The use of the Toe-offs in both these jumps (the toe-loop and the flip) would normally prevent the jumps from prerotations on the ice. (The Laak toe pick take offs are not being discussed here.) I would say the Salchow and Flip are the two jumps slightly more difficult than the Loop and Toe-loop.

.

14. 0
Originally Posted by jeff goldblum
I learned my double salchow far easier than I did the double toe loop; the latter took a long time. On the other hand, when I learned triples, the toe loop came rather easily and the salchow was a bit tougher to nail down. I think the technique changes a bit as you're doing either a double or a triple jump. Timing of jumps get adjusted in different ways. It's odd though to think of how many skaters list the triple salchow as their least favorite jump. The three that immediately come to mind are Kristi Yamaguchi, Angela Nikodinov, and Ann Patrice McDonough, perhaps Caroline Zhang as well. And I'm sure there are others.
I've observed similar situations at my rink. Most of the skaters (particularly the girls) struggle with the double toe despite having pretty good double up through to Lutz. It seems that they just don't get the same height on the toe-loop that they do on their other doubles.

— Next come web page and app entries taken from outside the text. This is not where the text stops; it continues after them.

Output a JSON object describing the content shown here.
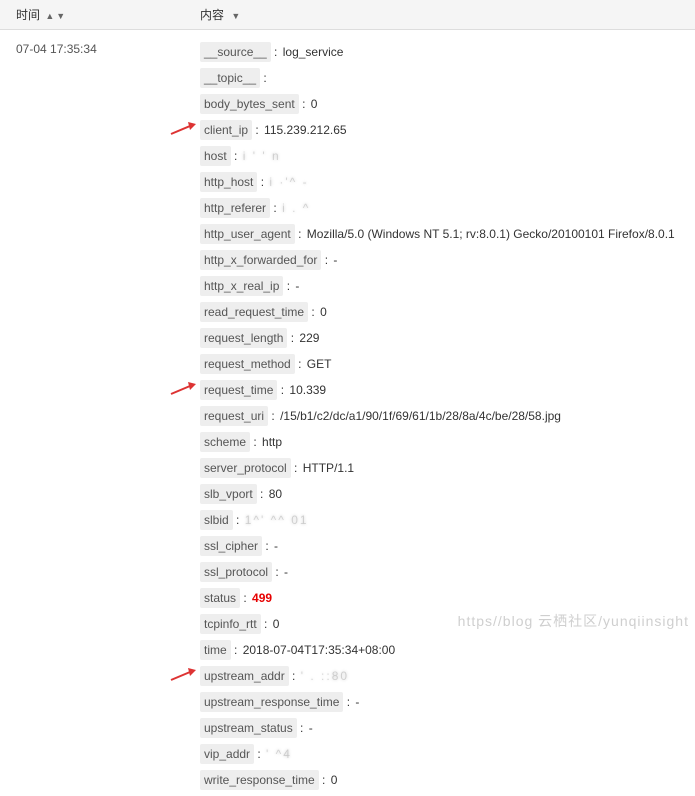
{
  "header": {
    "time_label": "时间",
    "content_label": "内容"
  },
  "row": {
    "timestamp": "07-04 17:35:34",
    "fields": [
      {
        "key": "__source__",
        "value": "log_service"
      },
      {
        "key": "__topic__",
        "value": ""
      },
      {
        "key": "body_bytes_sent",
        "value": "0"
      },
      {
        "key": "client_ip",
        "value": "115.239.212.65",
        "arrow": true
      },
      {
        "key": "host",
        "value": "i  ' ' n",
        "smudged": true
      },
      {
        "key": "http_host",
        "value": "i ·'^ -",
        "smudged": true
      },
      {
        "key": "http_referer",
        "value": "i    .   ^",
        "smudged": true
      },
      {
        "key": "http_user_agent",
        "value": "Mozilla/5.0 (Windows NT 5.1; rv:8.0.1) Gecko/20100101 Firefox/8.0.1"
      },
      {
        "key": "http_x_forwarded_for",
        "value": "-"
      },
      {
        "key": "http_x_real_ip",
        "value": "-"
      },
      {
        "key": "read_request_time",
        "value": "0"
      },
      {
        "key": "request_length",
        "value": "229"
      },
      {
        "key": "request_method",
        "value": "GET"
      },
      {
        "key": "request_time",
        "value": "10.339",
        "arrow": true
      },
      {
        "key": "request_uri",
        "value": "/15/b1/c2/dc/a1/90/1f/69/61/1b/28/8a/4c/be/28/58.jpg"
      },
      {
        "key": "scheme",
        "value": "http"
      },
      {
        "key": "server_protocol",
        "value": "HTTP/1.1"
      },
      {
        "key": "slb_vport",
        "value": "80"
      },
      {
        "key": "slbid",
        "value": "1^' ^^                                       01",
        "smudged": true
      },
      {
        "key": "ssl_cipher",
        "value": "-"
      },
      {
        "key": "ssl_protocol",
        "value": "-"
      },
      {
        "key": "status",
        "value": "499",
        "red": true
      },
      {
        "key": "tcpinfo_rtt",
        "value": "0"
      },
      {
        "key": "time",
        "value": "2018-07-04T17:35:34+08:00"
      },
      {
        "key": "upstream_addr",
        "value": "'    .        ::80",
        "smudged": true,
        "arrow": true
      },
      {
        "key": "upstream_response_time",
        "value": "-"
      },
      {
        "key": "upstream_status",
        "value": "-"
      },
      {
        "key": "vip_addr",
        "value": "'                ^4",
        "smudged": true
      },
      {
        "key": "write_response_time",
        "value": "0"
      }
    ]
  },
  "watermark": "https//blog 云栖社区/yunqiinsight"
}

Originally Posted by Mafke
BTW, has there ever been an elite international skater with the toe-loop as nemisis jump? I can think of examples for all the other jumps but not the toeloop.
Well i'm not sure if you might count Mao Asada in there because of her toe-axel but she has fixed that.

The other skater that came to mind when you asked was Amber Corwin. Although she didn't skate under COP i've no doubt she'd have struggled to get the triple toe ratified given her technique issues with the jump.

Ant

15. 0
Originally Posted by antmanb
Well i'm not sure if you might count Mao Asada in there because of her toe-axel but she has not fixed that.
The other skater that came to mind when you asked was Amber Corwin. Although she didn't skate under COP i've no doubt she'd have struggled to get the triple toe ratified given her technique issues with the jump.
I guess Meissner toe-axled too. But by nemisis jump I mean a jump a skater leaves out because they can't do it or they fall on it. I think CoP as it has evolved has changed the calculations somewhat with the question being less "Can I land it?" to "Can I rotate it?"

IIRC Corwin did compete under CoP (at least when it was being beta-tested) in fact (drawing on my big store o' useless trivia) I'm pretty sure she was a surprise loser in the first ever senior CoP competition when the caller (Urmanov) downgraded most or all of her triples to doubles (the comp was won by .... Jennifer Don?)

Page 1 of 4 1 2 3 4 Last

#### Posting Permissions

• You may not post new threads
• You may not post replies
• You may not post attachments
• You may not edit your posts
•